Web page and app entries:

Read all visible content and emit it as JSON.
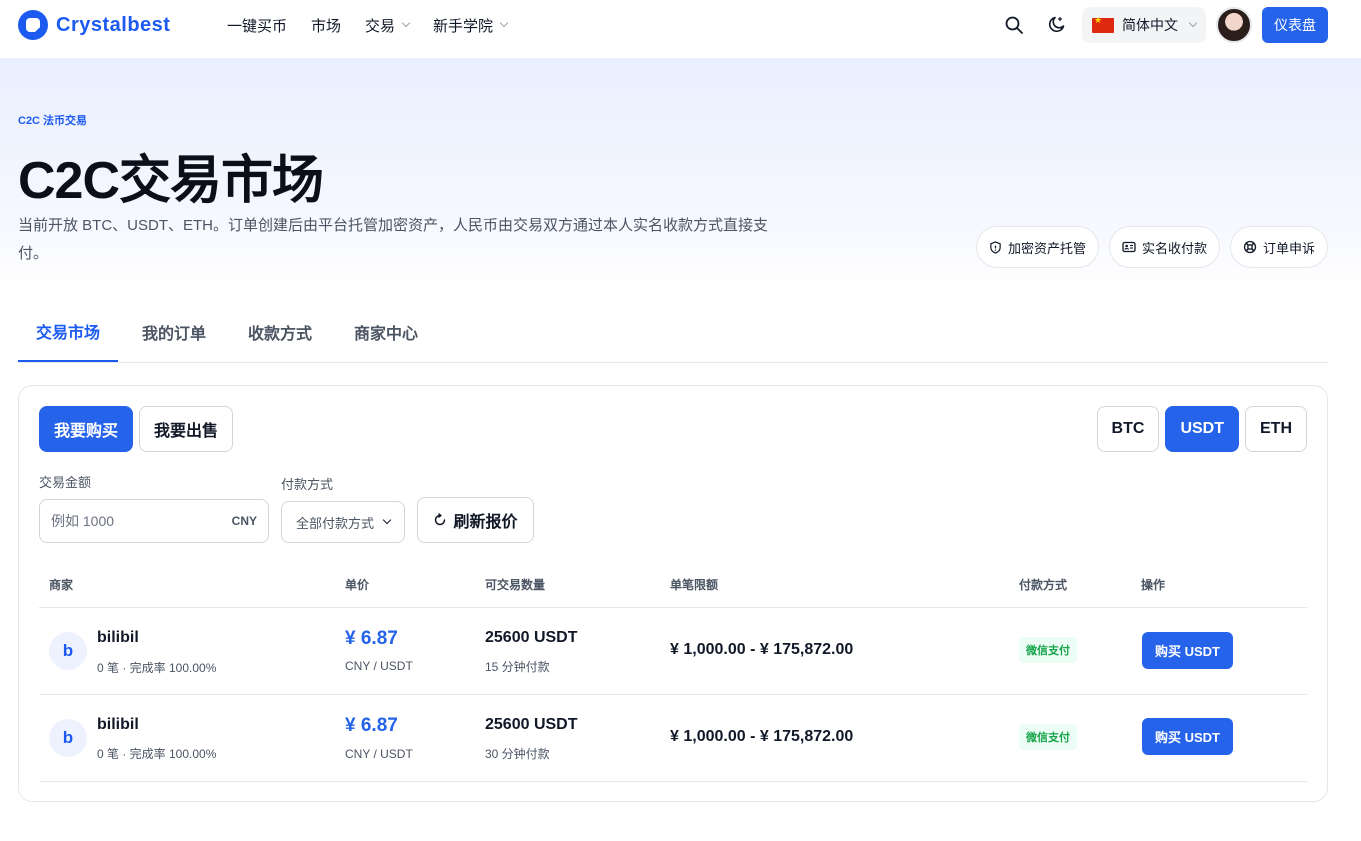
{
  "brand": {
    "name": "Crystalbest",
    "color": "#1d5bf0"
  },
  "nav": {
    "items": [
      {
        "label": "一键买币",
        "dropdown": false
      },
      {
        "label": "市场",
        "dropdown": false
      },
      {
        "label": "交易",
        "dropdown": true
      },
      {
        "label": "新手学院",
        "dropdown": true
      }
    ],
    "language": "简体中文",
    "dashboard_label": "仪表盘"
  },
  "hero": {
    "eyebrow": "C2C 法币交易",
    "title": "C2C交易市场",
    "description": "当前开放 BTC、USDT、ETH。订单创建后由平台托管加密资产，人民币由交易双方通过本人实名收款方式直接支付。",
    "chips": [
      {
        "icon": "shield-icon",
        "label": "加密资产托管"
      },
      {
        "icon": "id-card-icon",
        "label": "实名收付款"
      },
      {
        "icon": "lifebuoy-icon",
        "label": "订单申诉"
      }
    ]
  },
  "tabs": [
    "交易市场",
    "我的订单",
    "收款方式",
    "商家中心"
  ],
  "active_tab": 0,
  "trade": {
    "buy_label": "我要购买",
    "sell_label": "我要出售",
    "coins": [
      "BTC",
      "USDT",
      "ETH"
    ],
    "active_coin": "USDT",
    "amount_label": "交易金额",
    "amount_placeholder": "例如 1000",
    "amount_unit": "CNY",
    "pay_label": "付款方式",
    "pay_selected": "全部付款方式",
    "refresh_label": "刷新报价"
  },
  "table": {
    "headers": [
      "商家",
      "单价",
      "可交易数量",
      "单笔限额",
      "付款方式",
      "操作"
    ],
    "rows": [
      {
        "initial": "b",
        "merchant": "bilibil",
        "stats": "0 笔 · 完成率 100.00%",
        "price": "¥ 6.87",
        "price_unit": "CNY / USDT",
        "quantity": "25600 USDT",
        "pay_time": "15 分钟付款",
        "limit": "¥ 1,000.00 - ¥ 175,872.00",
        "payment": "微信支付",
        "action": "购买 USDT"
      },
      {
        "initial": "b",
        "merchant": "bilibil",
        "stats": "0 笔 · 完成率 100.00%",
        "price": "¥ 6.87",
        "price_unit": "CNY / USDT",
        "quantity": "25600 USDT",
        "pay_time": "30 分钟付款",
        "limit": "¥ 1,000.00 - ¥ 175,872.00",
        "payment": "微信支付",
        "action": "购买 USDT"
      }
    ]
  }
}
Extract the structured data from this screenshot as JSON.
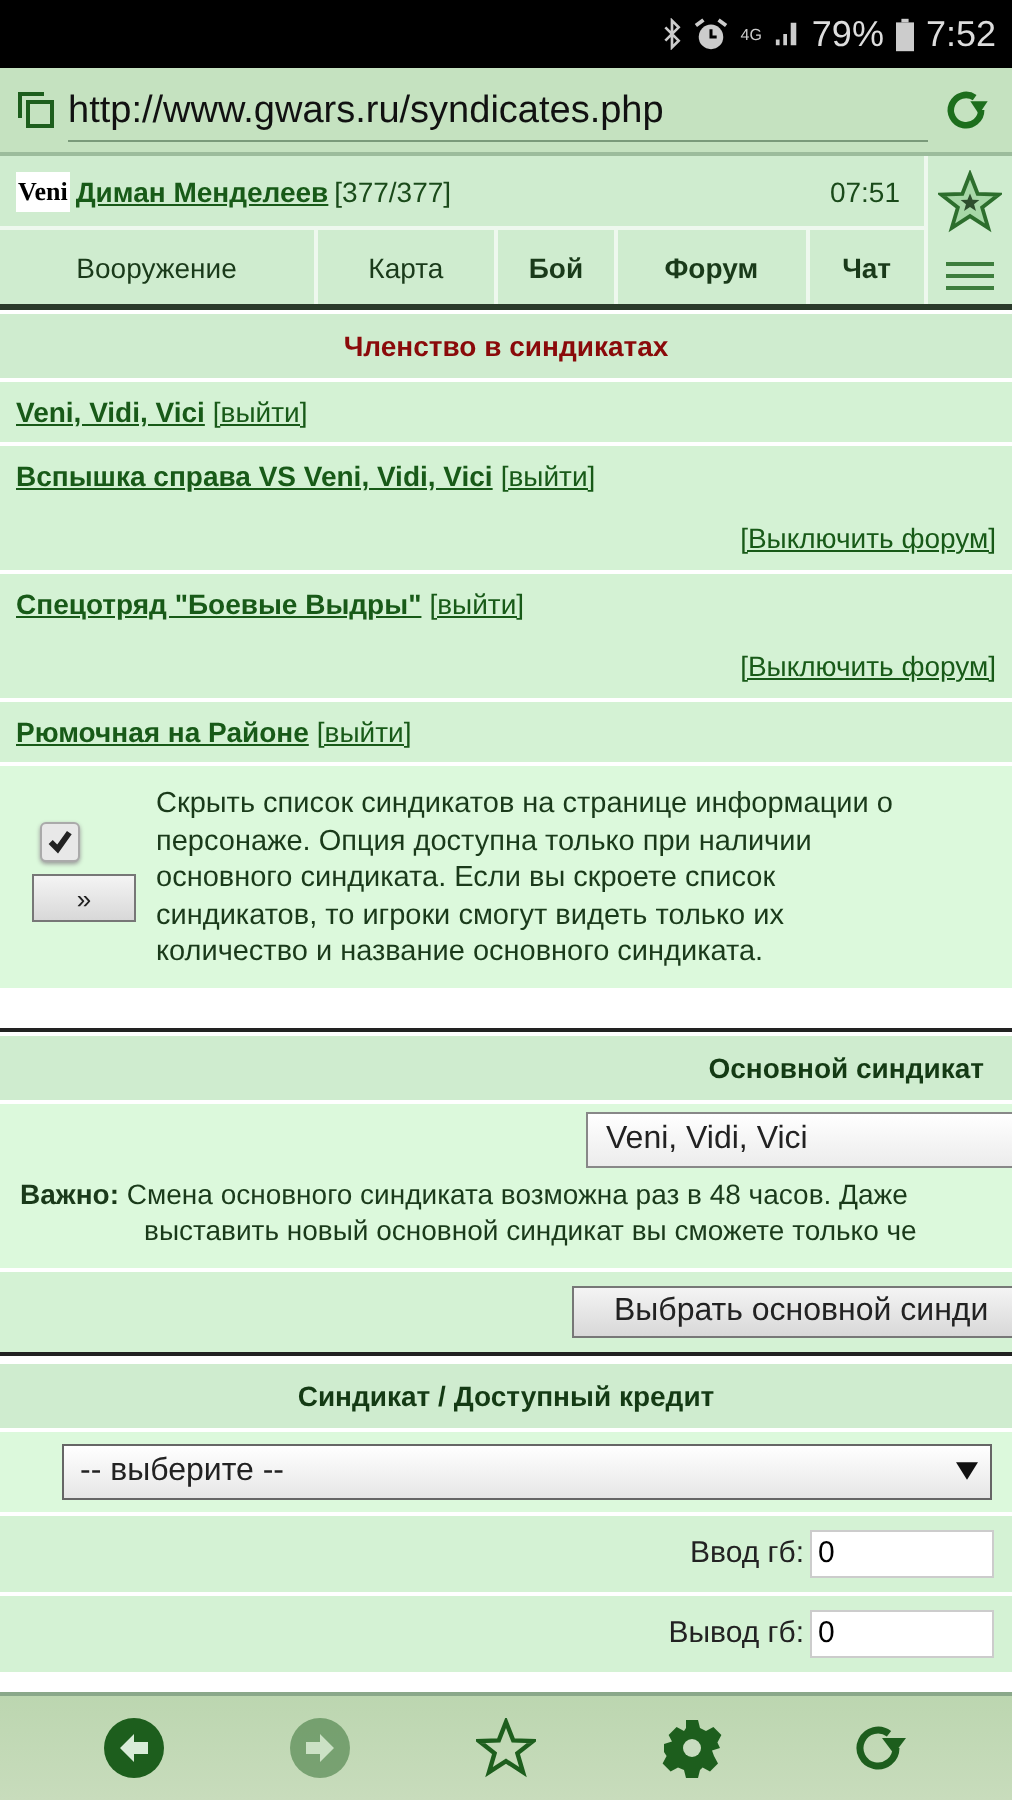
{
  "status_bar": {
    "network": "4G",
    "battery": "79%",
    "time": "7:52"
  },
  "address_bar": {
    "url": "http://www.gwars.ru/syndicates.php"
  },
  "header": {
    "badge": "Veni",
    "player": "Диман Менделеев",
    "hp": "[377/377]",
    "time": "07:51"
  },
  "nav": [
    {
      "label": "Вооружение",
      "bold": false
    },
    {
      "label": "Карта",
      "bold": false
    },
    {
      "label": "Бой",
      "bold": true
    },
    {
      "label": "Форум",
      "bold": true
    },
    {
      "label": "Чат",
      "bold": true
    }
  ],
  "membership": {
    "title": "Членство в синдикатах",
    "items": [
      {
        "name": "Veni, Vidi, Vici",
        "leave": "[выйти]"
      },
      {
        "name": "Вспышка справа VS Veni, Vidi, Vici",
        "leave": "[выйти]",
        "forum": "[Выключить форум]"
      },
      {
        "name": "Спецотряд \"Боевые Выдры\"",
        "leave": "[выйти]",
        "forum": "[Выключить форум]"
      },
      {
        "name": "Рюмочная на Районе",
        "leave": "[выйти]"
      }
    ],
    "hide_option": {
      "checked": true,
      "button": "»",
      "text": "Скрыть список синдикатов на странице информации о персонаже. Опция доступна только при наличии основного синдиката. Если вы скроете список синдикатов, то игроки смогут видеть только их количество и название основного синдиката."
    }
  },
  "main_syndicate": {
    "title": "Основной синдикат",
    "select": "Veni, Vidi, Vici",
    "note_lines": [
      "**Важно:** Смена основного синдиката возможна раз в 48 часов. Даже",
      "выставить новый основной синдикат вы сможете только че"
    ],
    "button": "Выбрать основной синди"
  },
  "credit": {
    "title": "Синдикат / Доступный кредит",
    "select": "-- выберите --",
    "fields": [
      {
        "label": "Ввод гб:",
        "value": "0"
      },
      {
        "label": "Вывод гб:",
        "value": "0"
      }
    ]
  },
  "toolbar": [
    {
      "kind": "back",
      "disabled": false
    },
    {
      "kind": "forward",
      "disabled": true
    },
    {
      "kind": "star",
      "disabled": false
    },
    {
      "kind": "settings",
      "disabled": false
    },
    {
      "kind": "reload",
      "disabled": false
    }
  ]
}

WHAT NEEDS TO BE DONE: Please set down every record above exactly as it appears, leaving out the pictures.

RESPONSE:
Read all visible content and emit it as JSON.
{
  "brand": {
    "name": "Crystalbest",
    "color": "#1d5bf0"
  },
  "nav": {
    "items": [
      {
        "label": "一键买币",
        "dropdown": false
      },
      {
        "label": "市场",
        "dropdown": false
      },
      {
        "label": "交易",
        "dropdown": true
      },
      {
        "label": "新手学院",
        "dropdown": true
      }
    ],
    "language": "简体中文",
    "dashboard_label": "仪表盘"
  },
  "hero": {
    "eyebrow": "C2C 法币交易",
    "title": "C2C交易市场",
    "description": "当前开放 BTC、USDT、ETH。订单创建后由平台托管加密资产，人民币由交易双方通过本人实名收款方式直接支付。",
    "chips": [
      {
        "icon": "shield-icon",
        "label": "加密资产托管"
      },
      {
        "icon": "id-card-icon",
        "label": "实名收付款"
      },
      {
        "icon": "lifebuoy-icon",
        "label": "订单申诉"
      }
    ]
  },
  "tabs": [
    "交易市场",
    "我的订单",
    "收款方式",
    "商家中心"
  ],
  "active_tab": 0,
  "trade": {
    "buy_label": "我要购买",
    "sell_label": "我要出售",
    "coins": [
      "BTC",
      "USDT",
      "ETH"
    ],
    "active_coin": "USDT",
    "amount_label": "交易金额",
    "amount_placeholder": "例如 1000",
    "amount_unit": "CNY",
    "pay_label": "付款方式",
    "pay_selected": "全部付款方式",
    "refresh_label": "刷新报价"
  },
  "table": {
    "headers": [
      "商家",
      "单价",
      "可交易数量",
      "单笔限额",
      "付款方式",
      "操作"
    ],
    "rows": [
      {
        "initial": "b",
        "merchant": "bilibil",
        "stats": "0 笔 · 完成率 100.00%",
        "price": "¥ 6.87",
        "price_unit": "CNY / USDT",
        "quantity": "25600 USDT",
        "pay_time": "15 分钟付款",
        "limit": "¥ 1,000.00 - ¥ 175,872.00",
        "payment": "微信支付",
        "action": "购买 USDT"
      },
      {
        "initial": "b",
        "merchant": "bilibil",
        "stats": "0 笔 · 完成率 100.00%",
        "price": "¥ 6.87",
        "price_unit": "CNY / USDT",
        "quantity": "25600 USDT",
        "pay_time": "30 分钟付款",
        "limit": "¥ 1,000.00 - ¥ 175,872.00",
        "payment": "微信支付",
        "action": "购买 USDT"
      }
    ]
  }
}
Extract the structured data from this screenshot as JSON.
{
  "status_bar": {
    "network": "4G",
    "battery": "79%",
    "time": "7:52"
  },
  "address_bar": {
    "url": "http://www.gwars.ru/syndicates.php"
  },
  "header": {
    "badge": "Veni",
    "player": "Диман Менделеев",
    "hp": "[377/377]",
    "time": "07:51"
  },
  "nav": [
    {
      "label": "Вооружение",
      "bold": false
    },
    {
      "label": "Карта",
      "bold": false
    },
    {
      "label": "Бой",
      "bold": true
    },
    {
      "label": "Форум",
      "bold": true
    },
    {
      "label": "Чат",
      "bold": true
    }
  ],
  "membership": {
    "title": "Членство в синдикатах",
    "items": [
      {
        "name": "Veni, Vidi, Vici",
        "leave": "[выйти]"
      },
      {
        "name": "Вспышка справа VS Veni, Vidi, Vici",
        "leave": "[выйти]",
        "forum": "[Выключить форум]"
      },
      {
        "name": "Спецотряд \"Боевые Выдры\"",
        "leave": "[выйти]",
        "forum": "[Выключить форум]"
      },
      {
        "name": "Рюмочная на Районе",
        "leave": "[выйти]"
      }
    ],
    "hide_option": {
      "checked": true,
      "button": "»",
      "text": "Скрыть список синдикатов на странице информации о персонаже. Опция доступна только при наличии основного синдиката. Если вы скроете список синдикатов, то игроки смогут видеть только их количество и название основного синдиката."
    }
  },
  "main_syndicate": {
    "title": "Основной синдикат",
    "select": "Veni, Vidi, Vici",
    "note_lines": [
      "**Важно:** Смена основного синдиката возможна раз в 48 часов. Даже",
      "выставить новый основной синдикат вы сможете только че"
    ],
    "button": "Выбрать основной синди"
  },
  "credit": {
    "title": "Синдикат / Доступный кредит",
    "select": "-- выберите --",
    "fields": [
      {
        "label": "Ввод гб:",
        "value": "0"
      },
      {
        "label": "Вывод гб:",
        "value": "0"
      }
    ]
  },
  "toolbar": [
    {
      "kind": "back",
      "disabled": false
    },
    {
      "kind": "forward",
      "disabled": true
    },
    {
      "kind": "star",
      "disabled": false
    },
    {
      "kind": "settings",
      "disabled": false
    },
    {
      "kind": "reload",
      "disabled": false
    }
  ]
}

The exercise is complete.